Your objective>
Below are the records; tally the lines that include "meta" and report only the total.

The data>
[Start of section]
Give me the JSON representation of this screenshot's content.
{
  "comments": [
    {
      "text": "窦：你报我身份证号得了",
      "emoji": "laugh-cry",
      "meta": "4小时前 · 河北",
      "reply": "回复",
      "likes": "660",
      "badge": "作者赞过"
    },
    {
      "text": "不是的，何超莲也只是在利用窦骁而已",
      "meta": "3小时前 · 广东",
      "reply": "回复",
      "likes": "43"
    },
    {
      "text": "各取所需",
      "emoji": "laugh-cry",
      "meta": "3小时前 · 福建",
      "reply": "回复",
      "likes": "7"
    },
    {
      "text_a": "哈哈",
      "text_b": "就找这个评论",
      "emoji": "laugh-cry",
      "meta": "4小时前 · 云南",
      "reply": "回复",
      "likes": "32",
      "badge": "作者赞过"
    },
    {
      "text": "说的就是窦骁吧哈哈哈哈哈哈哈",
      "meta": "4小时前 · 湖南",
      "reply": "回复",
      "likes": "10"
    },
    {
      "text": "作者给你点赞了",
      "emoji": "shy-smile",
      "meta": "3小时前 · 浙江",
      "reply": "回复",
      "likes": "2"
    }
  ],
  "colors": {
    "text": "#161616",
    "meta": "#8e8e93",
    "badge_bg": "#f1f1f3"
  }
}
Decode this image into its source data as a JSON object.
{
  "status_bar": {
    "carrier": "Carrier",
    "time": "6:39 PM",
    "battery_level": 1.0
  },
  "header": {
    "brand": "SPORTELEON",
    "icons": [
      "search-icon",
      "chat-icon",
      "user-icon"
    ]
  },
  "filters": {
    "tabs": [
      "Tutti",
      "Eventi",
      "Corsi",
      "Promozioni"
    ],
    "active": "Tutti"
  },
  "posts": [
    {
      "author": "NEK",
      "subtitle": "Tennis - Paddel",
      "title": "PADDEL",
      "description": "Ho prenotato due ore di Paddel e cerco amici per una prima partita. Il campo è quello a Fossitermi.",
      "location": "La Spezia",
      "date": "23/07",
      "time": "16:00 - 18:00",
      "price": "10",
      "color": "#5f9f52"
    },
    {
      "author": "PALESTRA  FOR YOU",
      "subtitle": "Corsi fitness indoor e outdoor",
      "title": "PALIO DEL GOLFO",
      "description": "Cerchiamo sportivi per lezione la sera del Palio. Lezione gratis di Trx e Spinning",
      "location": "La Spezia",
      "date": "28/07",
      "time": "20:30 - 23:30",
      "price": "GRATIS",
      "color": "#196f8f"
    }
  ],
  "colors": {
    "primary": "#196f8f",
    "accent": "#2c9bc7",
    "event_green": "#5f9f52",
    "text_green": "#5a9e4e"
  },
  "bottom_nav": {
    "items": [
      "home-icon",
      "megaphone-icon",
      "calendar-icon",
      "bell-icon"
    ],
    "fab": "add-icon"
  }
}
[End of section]
Solution for this task>
7